The police have denied jailed former President Mohamed Nasheed’s requests to contact his international legal team, stating they must first register with the attorney general’s office.
The opposition leader was sentenced to 13 years in jail last month on terrorism charges in a trial heavily criticised by foreign governments, the UN and Amnesty International for its apparent lack of due process.
Nasheed’s international legal team is made up of heavyweight human rights lawyers including Amal Clooney, who has advised the UN and is the wife of Hollywood actor George Clooney, Jared Genser, the founder of renowned campaign group for political prisoners Freedom Now and Ben Emmerson QC, a former UN rights chief on counter terrorism.

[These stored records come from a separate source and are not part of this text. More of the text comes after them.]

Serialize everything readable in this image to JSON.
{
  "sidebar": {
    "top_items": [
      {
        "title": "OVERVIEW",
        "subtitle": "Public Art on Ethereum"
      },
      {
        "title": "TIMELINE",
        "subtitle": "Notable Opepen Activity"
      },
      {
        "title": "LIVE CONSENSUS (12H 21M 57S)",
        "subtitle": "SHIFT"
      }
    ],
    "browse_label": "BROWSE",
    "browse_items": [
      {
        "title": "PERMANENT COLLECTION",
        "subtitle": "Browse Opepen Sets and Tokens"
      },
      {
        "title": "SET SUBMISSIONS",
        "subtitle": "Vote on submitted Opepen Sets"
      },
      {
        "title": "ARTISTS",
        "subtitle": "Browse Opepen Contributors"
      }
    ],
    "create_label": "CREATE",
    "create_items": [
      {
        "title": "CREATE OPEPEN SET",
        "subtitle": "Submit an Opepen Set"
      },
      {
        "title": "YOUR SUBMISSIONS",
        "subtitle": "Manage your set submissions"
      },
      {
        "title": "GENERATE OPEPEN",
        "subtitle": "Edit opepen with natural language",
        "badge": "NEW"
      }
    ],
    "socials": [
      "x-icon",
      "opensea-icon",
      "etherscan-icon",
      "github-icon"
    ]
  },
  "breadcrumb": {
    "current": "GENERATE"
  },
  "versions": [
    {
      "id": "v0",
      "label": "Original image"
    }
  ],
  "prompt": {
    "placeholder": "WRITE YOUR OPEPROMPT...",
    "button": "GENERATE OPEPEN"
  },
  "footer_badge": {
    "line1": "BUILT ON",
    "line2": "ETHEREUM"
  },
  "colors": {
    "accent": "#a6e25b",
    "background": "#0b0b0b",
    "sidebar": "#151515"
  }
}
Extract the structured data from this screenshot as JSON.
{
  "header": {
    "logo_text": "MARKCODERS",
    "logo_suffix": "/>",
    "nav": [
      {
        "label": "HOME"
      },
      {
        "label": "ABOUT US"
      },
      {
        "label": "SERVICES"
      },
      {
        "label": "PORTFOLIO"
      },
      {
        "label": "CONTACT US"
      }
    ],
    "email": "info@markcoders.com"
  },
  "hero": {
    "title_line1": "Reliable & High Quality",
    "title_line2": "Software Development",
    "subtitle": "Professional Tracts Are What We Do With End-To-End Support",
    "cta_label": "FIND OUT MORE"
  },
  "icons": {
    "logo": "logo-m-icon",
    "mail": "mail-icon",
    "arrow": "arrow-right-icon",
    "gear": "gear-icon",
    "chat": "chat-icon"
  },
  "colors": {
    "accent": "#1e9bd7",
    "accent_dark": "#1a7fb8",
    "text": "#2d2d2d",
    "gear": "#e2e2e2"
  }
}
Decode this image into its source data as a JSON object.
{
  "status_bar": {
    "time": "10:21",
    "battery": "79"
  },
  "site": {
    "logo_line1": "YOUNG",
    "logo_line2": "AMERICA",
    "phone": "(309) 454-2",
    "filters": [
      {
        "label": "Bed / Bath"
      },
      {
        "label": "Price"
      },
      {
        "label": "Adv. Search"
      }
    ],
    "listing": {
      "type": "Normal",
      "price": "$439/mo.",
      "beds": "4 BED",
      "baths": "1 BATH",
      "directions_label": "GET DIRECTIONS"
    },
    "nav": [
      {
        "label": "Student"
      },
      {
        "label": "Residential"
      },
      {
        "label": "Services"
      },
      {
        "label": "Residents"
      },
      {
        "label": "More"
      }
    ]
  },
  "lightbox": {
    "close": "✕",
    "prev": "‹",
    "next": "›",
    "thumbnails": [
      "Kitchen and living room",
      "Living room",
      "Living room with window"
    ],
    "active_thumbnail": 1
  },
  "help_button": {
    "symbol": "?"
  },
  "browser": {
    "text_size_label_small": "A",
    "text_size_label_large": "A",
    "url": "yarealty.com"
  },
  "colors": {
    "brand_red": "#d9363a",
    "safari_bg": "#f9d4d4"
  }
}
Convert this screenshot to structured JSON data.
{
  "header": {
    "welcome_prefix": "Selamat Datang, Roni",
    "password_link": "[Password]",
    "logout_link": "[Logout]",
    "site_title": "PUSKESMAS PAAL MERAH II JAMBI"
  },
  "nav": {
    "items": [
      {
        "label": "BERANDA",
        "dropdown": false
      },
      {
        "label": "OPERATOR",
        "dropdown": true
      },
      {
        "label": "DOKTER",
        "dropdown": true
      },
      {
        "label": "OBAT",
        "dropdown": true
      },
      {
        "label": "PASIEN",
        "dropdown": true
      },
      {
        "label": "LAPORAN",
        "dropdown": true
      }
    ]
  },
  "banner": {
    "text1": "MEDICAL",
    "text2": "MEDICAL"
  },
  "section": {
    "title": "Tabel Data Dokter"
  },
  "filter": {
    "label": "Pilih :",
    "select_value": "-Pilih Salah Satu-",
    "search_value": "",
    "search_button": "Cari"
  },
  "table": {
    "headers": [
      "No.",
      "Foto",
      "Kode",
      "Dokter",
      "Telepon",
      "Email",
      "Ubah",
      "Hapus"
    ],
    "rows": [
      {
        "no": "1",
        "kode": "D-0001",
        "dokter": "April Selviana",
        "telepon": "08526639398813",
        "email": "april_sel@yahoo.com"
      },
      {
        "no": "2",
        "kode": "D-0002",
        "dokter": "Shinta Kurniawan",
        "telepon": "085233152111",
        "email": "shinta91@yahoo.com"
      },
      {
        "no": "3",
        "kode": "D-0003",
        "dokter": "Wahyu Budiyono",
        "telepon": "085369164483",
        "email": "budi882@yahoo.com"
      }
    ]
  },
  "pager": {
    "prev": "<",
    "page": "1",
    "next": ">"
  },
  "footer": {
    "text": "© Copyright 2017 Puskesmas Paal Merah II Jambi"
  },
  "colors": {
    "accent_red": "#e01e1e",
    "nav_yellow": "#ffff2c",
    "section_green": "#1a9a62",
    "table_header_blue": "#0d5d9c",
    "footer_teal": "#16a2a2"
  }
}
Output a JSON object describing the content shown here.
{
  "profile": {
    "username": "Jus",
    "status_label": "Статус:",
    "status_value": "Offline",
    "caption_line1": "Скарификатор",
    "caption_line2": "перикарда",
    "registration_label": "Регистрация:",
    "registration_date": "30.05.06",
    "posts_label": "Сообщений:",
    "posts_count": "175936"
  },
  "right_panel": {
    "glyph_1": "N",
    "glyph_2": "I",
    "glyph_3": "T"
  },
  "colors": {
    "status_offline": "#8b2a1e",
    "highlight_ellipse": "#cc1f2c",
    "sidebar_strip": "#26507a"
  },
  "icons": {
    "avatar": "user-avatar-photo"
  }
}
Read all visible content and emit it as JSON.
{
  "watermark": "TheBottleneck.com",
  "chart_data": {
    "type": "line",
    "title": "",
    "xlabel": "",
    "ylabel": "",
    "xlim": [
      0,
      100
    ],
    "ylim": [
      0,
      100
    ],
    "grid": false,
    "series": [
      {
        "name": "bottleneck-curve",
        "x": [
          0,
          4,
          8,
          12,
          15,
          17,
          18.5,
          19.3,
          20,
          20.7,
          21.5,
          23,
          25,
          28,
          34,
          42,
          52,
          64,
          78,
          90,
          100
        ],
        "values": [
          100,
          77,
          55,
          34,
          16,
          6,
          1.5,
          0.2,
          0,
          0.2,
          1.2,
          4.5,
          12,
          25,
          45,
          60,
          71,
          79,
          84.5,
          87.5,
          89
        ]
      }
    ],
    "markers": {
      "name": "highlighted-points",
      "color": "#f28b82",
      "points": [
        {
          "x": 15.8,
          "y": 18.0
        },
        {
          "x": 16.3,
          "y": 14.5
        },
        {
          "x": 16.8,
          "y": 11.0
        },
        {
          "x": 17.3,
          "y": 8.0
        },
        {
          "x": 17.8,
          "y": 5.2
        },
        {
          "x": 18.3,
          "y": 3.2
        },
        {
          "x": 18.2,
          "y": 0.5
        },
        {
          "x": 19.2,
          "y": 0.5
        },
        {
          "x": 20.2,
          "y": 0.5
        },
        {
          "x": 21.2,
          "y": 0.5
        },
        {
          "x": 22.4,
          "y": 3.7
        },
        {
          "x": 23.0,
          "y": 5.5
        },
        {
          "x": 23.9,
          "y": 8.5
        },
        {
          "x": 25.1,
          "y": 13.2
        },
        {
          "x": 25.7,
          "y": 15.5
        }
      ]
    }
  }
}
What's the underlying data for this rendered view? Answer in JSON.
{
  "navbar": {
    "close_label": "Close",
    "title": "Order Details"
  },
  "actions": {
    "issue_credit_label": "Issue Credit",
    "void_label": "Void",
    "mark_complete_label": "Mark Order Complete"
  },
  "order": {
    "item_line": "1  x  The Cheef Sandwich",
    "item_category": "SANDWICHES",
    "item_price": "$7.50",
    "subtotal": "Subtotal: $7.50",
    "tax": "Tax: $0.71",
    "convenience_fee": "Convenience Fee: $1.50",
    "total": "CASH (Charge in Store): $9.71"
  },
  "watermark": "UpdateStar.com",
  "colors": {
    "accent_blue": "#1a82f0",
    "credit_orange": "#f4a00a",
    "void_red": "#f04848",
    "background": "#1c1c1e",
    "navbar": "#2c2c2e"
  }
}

The international team is to push for Nasheed’s “freedom from arbitrary detention” through international lobbying mechanisms such as the UN working group on arbitrary detention, the opposition leader’s domestic legal team has said.
The working group’s decision on Nasheed’s detention will affect the international community’s policies towards the Maldives and will inform decisions on possible sanctions, lawyers said.
Speaking to the press today, Nasheed’s lawyer Hassan Latheef said Nasheed had met with a representative from the Commonwealth yesterday.
However, the former president refused to speak about his trial with the British judge Peter Beaumont CBE QC, stating an additional inquiry into his trial will serve no purpose.
“President Nasheed told the delegation he does not believe the commonwealth needs to do an additional inquiry into the Maldivian judiciary. He said the Commonwealth knows very well the state of the Maldivian judiciary and its courts, and so there is no meaning to do an additional report into his trial,” Hassan said.
Nasheed requested the Commonwealth’s aid in reforming the Maldives’ system of governance and criticised the government’s jailing of rivals, including himself and ex-defence minister Mohamed Nazim.
The result of the Commonwealth-backed inquiry into the 2012 transfer of power had undermined both the government and the opposition’s trust in the organisation, Nasheed reportedly said.
The inquiry was established after Nasheed claimed he had been forced to resign in a coup d’état following a military and police mutiny. But the commission’s report found the transfer of power to be lawful and said there was no mutiny.
Foreign minister Dunya Maumoon in February reacted harshly to Commonwealth criticism of Nasheed’s prosecution, stating the organisation had “wronged us in the past and you are still mistreating us.”
But with growing international criticism of the trial and sentence, the government invited representatives from the Commonwealth and EU to observe an appeal process.
However, Nasheed has refused to file an appeal, instead appealing to President Abdulla Yameen for a political solution. His supporters have called on President Yameen to release the former president by exercising powers granted in the clemency law.
The opposition has been protesting daily for two months over Nasheed’s arrest and imprisonment.
Correction: An earlier version of this article said Nasheed’s international lawyers were planning a visit to the Maldives. This is incorrect. Minivan News apologizes to its readers for the mistake.